**Task directions**
Count the lines below that contain the word "this", and give only that number.

Records contained in a dataset
=====

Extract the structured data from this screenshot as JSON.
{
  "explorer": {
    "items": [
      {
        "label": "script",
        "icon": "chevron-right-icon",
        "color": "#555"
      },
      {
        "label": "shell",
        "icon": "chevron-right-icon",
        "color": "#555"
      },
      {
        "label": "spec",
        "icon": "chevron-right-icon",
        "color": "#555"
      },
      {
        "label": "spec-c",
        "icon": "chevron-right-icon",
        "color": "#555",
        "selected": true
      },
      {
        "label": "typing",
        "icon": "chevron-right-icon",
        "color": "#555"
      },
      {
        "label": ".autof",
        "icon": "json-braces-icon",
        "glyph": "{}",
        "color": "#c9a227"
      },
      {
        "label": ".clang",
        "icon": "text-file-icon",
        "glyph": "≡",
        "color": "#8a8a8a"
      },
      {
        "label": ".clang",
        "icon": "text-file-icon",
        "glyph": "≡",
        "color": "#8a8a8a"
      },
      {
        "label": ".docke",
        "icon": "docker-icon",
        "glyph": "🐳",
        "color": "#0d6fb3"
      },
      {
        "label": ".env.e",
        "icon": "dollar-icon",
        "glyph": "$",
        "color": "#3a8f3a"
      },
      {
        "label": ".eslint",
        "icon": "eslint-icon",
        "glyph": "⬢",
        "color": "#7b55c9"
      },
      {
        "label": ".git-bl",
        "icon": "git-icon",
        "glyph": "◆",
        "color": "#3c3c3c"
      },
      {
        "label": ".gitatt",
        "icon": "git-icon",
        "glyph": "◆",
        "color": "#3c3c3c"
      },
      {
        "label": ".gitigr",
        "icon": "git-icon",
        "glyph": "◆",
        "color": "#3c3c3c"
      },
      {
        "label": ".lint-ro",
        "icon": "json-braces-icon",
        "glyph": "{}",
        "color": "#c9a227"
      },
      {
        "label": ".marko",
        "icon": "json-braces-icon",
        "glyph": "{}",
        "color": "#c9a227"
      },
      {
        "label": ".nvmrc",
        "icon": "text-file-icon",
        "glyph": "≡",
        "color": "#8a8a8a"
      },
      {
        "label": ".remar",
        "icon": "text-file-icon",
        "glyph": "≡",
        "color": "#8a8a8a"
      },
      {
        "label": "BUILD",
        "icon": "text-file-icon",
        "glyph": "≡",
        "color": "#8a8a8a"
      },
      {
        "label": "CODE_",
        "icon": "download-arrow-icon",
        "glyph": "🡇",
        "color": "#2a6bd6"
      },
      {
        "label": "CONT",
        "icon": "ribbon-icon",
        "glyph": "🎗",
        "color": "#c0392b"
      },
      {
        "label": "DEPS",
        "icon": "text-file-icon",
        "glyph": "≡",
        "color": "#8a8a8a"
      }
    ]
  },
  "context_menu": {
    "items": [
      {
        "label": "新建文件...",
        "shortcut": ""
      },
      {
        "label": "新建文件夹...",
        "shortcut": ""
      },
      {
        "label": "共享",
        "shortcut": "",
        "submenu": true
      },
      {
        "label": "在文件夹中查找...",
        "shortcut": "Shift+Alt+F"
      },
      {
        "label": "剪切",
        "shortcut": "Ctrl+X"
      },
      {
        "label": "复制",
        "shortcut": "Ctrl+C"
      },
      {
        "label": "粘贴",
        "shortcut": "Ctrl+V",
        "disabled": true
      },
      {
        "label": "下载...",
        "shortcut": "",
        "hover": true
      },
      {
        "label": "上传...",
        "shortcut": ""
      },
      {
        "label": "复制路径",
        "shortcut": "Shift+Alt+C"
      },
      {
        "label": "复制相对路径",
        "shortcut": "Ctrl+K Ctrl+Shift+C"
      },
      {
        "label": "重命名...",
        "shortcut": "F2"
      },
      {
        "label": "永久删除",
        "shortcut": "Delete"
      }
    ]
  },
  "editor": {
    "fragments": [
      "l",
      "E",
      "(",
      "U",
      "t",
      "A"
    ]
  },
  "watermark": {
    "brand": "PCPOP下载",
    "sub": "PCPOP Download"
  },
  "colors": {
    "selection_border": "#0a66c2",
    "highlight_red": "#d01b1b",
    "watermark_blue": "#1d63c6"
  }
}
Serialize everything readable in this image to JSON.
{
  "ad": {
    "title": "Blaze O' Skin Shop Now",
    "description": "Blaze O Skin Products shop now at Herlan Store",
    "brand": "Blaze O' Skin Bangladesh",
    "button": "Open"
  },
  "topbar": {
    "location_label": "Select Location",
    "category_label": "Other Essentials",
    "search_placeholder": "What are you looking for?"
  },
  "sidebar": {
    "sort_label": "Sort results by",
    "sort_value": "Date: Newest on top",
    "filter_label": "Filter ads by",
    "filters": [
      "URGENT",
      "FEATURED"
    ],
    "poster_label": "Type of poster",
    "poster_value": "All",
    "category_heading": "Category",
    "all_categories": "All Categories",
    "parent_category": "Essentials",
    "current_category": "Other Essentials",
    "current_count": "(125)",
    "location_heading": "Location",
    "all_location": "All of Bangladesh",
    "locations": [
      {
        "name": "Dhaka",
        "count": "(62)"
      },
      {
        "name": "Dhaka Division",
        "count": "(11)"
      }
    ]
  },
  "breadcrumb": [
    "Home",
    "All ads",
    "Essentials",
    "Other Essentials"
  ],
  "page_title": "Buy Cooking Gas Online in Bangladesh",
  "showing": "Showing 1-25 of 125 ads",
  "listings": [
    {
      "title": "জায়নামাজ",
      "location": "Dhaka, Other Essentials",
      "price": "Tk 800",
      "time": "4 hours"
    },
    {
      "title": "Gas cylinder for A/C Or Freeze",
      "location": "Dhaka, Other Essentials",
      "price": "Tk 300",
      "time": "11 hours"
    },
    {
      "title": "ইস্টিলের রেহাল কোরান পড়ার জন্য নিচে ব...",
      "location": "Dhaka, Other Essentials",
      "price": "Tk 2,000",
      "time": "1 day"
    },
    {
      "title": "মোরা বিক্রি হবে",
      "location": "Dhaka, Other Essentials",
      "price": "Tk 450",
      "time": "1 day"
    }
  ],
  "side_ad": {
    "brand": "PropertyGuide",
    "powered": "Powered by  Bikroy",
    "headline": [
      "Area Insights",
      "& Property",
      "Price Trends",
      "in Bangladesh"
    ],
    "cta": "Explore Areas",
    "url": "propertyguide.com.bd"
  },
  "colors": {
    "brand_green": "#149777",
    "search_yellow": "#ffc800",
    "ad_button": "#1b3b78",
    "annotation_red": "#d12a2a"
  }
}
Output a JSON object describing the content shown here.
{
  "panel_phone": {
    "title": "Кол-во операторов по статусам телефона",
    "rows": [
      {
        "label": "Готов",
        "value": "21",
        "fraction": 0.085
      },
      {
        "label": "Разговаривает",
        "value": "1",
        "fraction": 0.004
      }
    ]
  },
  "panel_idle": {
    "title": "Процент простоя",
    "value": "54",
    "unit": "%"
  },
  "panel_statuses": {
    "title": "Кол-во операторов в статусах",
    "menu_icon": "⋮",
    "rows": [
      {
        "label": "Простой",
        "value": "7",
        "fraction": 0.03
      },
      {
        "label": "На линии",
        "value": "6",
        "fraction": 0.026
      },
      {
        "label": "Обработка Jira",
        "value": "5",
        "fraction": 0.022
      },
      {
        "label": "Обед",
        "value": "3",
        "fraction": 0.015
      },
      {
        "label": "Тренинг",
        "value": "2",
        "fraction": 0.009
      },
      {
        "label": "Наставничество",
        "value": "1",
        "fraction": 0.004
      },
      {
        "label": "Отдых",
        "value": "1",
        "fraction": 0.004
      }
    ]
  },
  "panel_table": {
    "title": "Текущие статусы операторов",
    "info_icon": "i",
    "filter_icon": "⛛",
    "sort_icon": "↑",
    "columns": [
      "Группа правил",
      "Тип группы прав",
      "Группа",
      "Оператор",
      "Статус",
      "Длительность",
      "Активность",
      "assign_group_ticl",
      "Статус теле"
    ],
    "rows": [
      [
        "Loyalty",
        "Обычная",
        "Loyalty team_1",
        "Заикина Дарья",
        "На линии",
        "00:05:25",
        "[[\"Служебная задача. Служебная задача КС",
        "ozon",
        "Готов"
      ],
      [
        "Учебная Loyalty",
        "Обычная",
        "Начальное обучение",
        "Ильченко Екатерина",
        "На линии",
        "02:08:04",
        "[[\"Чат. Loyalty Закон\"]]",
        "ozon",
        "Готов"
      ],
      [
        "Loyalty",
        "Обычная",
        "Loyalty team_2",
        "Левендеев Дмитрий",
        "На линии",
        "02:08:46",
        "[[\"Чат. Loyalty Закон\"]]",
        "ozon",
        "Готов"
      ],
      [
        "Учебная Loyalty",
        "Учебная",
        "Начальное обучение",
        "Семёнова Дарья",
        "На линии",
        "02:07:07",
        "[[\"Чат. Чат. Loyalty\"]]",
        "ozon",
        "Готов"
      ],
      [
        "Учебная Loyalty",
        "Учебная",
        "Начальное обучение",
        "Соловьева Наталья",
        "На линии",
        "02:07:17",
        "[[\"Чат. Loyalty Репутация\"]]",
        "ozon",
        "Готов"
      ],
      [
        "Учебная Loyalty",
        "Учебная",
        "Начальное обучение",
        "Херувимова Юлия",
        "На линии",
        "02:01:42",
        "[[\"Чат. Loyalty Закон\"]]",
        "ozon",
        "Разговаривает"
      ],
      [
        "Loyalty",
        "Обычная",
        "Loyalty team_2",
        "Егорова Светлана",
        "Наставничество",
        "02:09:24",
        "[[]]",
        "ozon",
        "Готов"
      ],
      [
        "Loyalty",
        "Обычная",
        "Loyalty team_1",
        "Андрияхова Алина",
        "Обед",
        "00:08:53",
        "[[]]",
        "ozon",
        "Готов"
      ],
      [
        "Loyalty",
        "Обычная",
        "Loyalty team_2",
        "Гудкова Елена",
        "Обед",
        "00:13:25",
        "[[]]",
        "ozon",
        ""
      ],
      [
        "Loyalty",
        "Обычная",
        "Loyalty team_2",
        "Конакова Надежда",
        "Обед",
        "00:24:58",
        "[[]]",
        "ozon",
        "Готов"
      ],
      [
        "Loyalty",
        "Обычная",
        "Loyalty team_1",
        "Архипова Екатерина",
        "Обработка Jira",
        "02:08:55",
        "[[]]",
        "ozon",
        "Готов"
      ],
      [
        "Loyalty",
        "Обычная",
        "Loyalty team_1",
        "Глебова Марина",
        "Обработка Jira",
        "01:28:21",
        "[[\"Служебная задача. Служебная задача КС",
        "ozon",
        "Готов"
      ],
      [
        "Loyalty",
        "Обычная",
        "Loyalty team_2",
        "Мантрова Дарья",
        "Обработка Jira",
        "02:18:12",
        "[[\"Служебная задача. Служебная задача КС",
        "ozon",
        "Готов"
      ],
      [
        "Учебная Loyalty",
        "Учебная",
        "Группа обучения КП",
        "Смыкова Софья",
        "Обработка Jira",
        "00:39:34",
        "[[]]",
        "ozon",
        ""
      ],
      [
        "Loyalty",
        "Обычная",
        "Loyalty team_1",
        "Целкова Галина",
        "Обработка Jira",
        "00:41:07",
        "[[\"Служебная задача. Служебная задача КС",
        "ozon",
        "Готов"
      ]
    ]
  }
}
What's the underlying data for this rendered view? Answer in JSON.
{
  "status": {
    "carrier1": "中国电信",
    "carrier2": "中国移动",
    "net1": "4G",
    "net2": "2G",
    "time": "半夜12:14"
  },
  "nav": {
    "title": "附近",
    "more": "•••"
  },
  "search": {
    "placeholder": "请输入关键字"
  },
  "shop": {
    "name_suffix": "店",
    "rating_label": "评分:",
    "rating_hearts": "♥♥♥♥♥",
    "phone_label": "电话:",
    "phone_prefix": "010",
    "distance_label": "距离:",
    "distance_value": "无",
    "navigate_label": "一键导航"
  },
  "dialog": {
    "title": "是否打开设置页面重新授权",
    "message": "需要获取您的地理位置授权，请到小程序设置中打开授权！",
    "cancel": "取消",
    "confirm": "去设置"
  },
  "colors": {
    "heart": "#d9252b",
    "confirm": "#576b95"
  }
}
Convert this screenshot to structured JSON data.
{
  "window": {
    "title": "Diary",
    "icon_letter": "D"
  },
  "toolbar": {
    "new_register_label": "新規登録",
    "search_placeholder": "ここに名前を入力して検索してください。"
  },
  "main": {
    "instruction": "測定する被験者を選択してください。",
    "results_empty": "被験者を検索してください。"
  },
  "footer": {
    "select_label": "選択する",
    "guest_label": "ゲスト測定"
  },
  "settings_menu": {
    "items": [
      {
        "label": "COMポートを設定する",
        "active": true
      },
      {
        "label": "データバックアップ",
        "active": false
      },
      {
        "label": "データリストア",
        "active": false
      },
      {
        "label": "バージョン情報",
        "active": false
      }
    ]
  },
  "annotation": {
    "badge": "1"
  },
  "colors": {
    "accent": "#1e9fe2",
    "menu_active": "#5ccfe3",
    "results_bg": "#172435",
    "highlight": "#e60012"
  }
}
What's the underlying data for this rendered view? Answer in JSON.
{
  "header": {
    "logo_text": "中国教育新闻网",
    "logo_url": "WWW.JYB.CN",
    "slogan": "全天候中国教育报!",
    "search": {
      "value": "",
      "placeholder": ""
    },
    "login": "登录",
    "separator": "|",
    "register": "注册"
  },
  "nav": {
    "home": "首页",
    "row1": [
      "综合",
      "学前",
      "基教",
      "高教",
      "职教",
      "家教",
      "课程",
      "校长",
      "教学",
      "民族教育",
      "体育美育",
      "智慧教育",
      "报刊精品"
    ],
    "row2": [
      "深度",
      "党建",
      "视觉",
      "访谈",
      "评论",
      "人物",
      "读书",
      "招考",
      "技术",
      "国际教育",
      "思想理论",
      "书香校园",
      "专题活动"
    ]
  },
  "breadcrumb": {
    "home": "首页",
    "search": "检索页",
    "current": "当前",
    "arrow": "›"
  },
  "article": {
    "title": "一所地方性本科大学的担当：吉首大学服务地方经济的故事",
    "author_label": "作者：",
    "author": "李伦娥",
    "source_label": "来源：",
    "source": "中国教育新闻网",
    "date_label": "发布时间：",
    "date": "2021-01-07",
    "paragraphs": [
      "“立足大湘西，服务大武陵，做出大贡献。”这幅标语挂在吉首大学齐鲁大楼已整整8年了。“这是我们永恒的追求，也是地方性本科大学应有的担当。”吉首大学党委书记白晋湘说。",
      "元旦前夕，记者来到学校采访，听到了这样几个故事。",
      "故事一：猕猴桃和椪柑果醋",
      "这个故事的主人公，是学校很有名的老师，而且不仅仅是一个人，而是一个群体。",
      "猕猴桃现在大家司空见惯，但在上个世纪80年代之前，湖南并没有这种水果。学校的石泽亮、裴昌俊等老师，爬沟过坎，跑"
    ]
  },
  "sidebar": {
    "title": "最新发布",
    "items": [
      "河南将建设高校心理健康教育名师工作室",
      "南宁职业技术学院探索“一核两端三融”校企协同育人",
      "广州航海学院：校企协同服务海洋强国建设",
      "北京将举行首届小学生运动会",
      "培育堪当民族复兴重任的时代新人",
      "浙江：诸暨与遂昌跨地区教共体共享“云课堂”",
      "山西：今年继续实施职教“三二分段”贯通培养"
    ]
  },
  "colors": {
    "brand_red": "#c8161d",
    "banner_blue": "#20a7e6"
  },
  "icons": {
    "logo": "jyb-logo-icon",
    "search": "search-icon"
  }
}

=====

**Result of the task**
5